== Entries provided ==

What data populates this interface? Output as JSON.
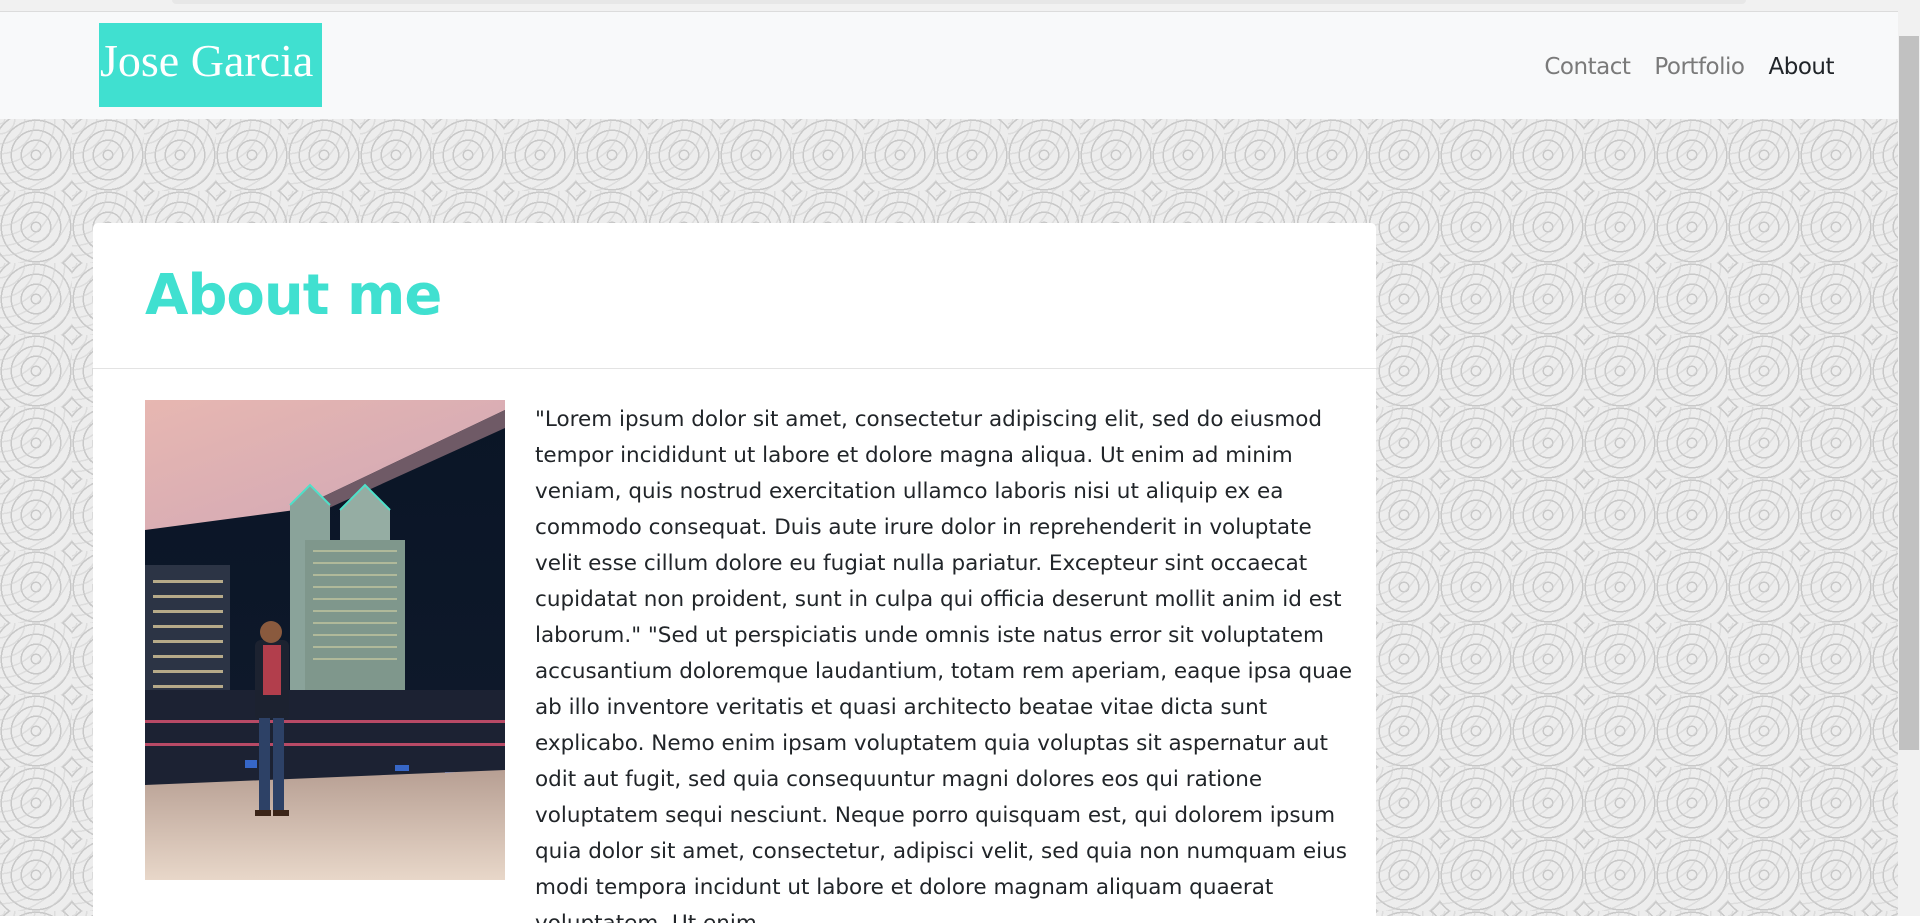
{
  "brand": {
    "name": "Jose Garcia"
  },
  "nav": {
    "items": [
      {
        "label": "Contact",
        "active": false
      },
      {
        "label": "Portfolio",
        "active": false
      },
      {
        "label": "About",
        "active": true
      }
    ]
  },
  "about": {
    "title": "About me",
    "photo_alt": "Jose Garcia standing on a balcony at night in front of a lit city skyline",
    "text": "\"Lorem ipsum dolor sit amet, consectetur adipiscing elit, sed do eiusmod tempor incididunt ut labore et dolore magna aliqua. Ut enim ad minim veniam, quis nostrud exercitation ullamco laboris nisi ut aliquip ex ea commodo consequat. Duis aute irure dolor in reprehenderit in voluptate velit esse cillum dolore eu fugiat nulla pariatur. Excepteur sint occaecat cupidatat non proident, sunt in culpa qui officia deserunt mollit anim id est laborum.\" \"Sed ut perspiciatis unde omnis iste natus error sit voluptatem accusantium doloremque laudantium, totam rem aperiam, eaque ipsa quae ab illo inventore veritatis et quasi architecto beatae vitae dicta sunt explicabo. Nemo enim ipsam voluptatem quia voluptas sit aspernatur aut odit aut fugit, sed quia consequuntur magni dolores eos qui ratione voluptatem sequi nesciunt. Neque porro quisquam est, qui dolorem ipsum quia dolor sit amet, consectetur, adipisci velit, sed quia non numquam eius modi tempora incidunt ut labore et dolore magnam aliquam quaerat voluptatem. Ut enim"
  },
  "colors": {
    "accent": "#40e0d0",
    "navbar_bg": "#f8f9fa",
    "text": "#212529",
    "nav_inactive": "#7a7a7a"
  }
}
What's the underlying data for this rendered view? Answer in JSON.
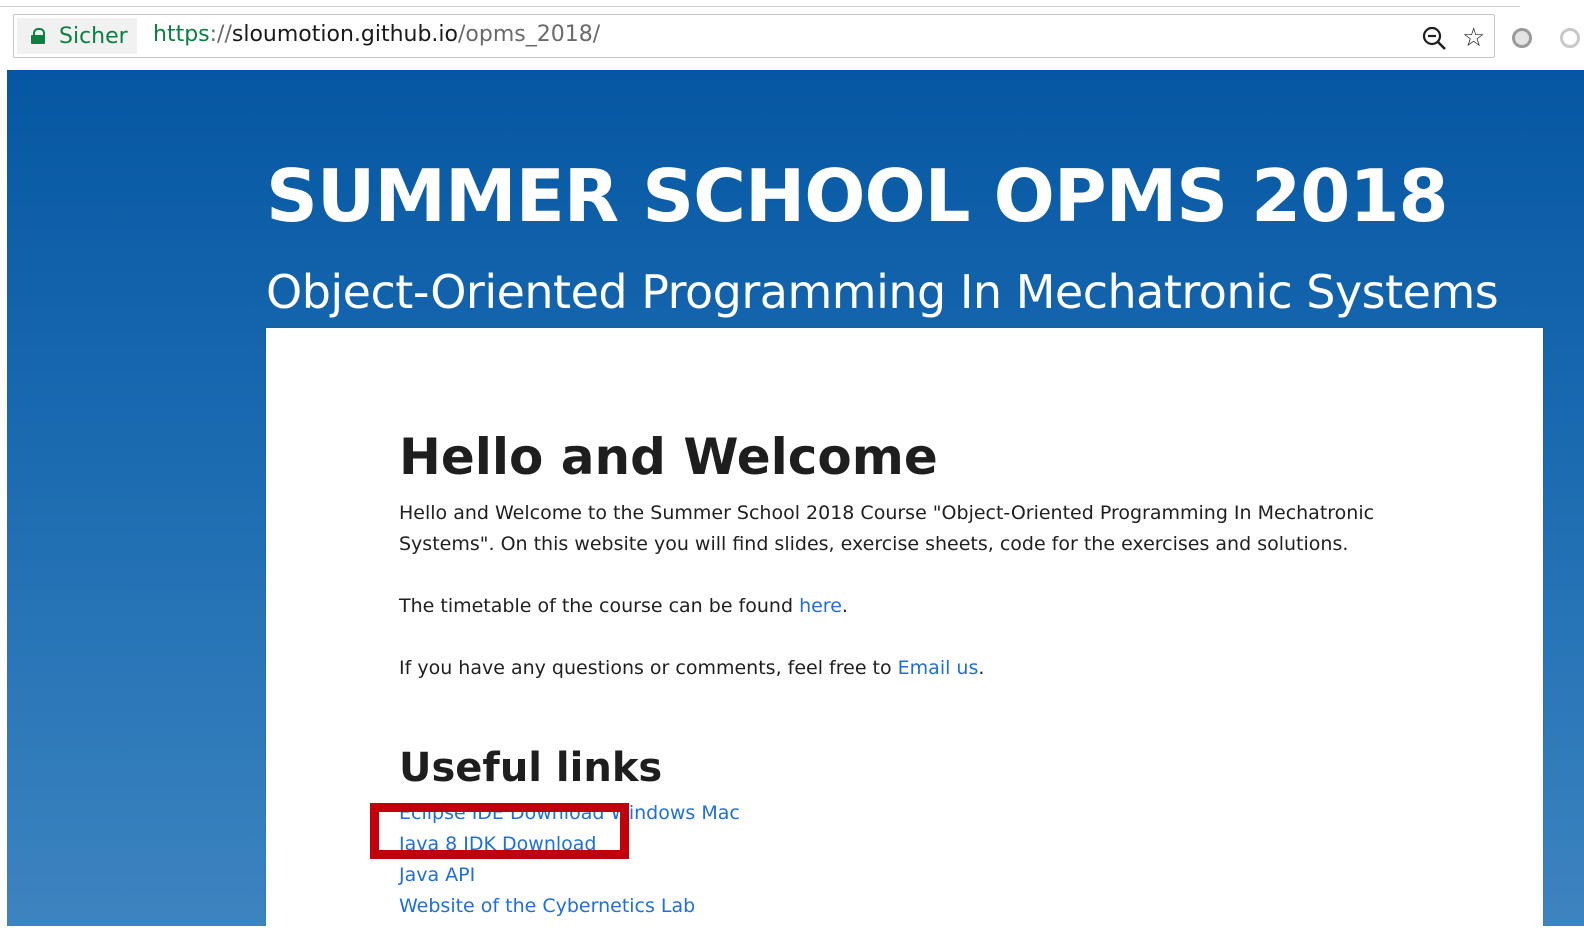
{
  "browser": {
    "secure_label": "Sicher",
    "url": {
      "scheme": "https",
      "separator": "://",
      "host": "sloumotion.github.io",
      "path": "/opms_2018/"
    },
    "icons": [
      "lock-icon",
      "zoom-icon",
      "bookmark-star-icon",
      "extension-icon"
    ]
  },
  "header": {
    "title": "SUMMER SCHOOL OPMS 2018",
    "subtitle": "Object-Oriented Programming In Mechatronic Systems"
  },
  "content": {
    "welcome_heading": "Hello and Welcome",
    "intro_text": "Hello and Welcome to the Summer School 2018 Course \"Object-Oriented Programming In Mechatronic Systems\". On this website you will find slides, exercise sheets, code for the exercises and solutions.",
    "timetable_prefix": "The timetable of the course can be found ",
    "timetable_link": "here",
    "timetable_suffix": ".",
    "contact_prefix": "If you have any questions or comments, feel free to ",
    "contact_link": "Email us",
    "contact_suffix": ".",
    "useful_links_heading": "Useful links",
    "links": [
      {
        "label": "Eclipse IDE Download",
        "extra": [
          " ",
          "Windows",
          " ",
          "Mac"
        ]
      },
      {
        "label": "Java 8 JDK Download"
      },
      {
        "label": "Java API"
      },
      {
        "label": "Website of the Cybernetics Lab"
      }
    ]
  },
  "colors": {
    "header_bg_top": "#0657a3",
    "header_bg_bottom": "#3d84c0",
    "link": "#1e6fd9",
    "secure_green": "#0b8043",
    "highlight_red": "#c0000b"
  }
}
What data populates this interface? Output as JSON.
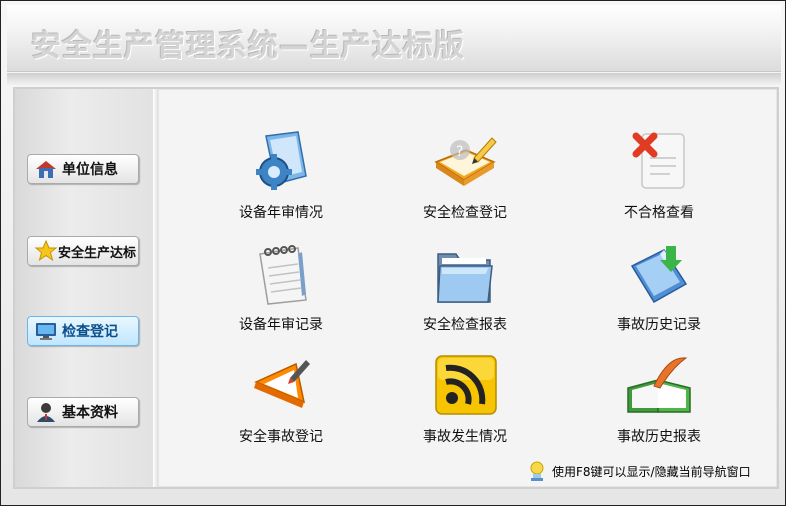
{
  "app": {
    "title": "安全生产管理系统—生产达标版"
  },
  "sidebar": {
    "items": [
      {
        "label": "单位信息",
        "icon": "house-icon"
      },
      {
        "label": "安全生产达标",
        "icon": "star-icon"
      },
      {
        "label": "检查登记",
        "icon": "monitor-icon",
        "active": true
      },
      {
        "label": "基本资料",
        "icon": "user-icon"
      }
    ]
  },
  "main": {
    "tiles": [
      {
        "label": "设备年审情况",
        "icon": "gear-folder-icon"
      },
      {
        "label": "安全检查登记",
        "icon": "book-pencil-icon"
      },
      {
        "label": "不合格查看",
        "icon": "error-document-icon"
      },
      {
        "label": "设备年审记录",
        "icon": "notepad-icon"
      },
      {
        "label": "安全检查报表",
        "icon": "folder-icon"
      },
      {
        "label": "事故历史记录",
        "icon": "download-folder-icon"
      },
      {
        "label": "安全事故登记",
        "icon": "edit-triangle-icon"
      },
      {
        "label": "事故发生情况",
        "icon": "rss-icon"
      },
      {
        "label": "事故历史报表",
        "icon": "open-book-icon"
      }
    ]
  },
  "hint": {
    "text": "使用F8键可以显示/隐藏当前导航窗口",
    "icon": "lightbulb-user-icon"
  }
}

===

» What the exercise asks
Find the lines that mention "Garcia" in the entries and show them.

» Expected answer
    "name": "Jose Garcia"
    "photo_alt": "Jose Garcia standing on a balcony at night in front of a lit city skyline",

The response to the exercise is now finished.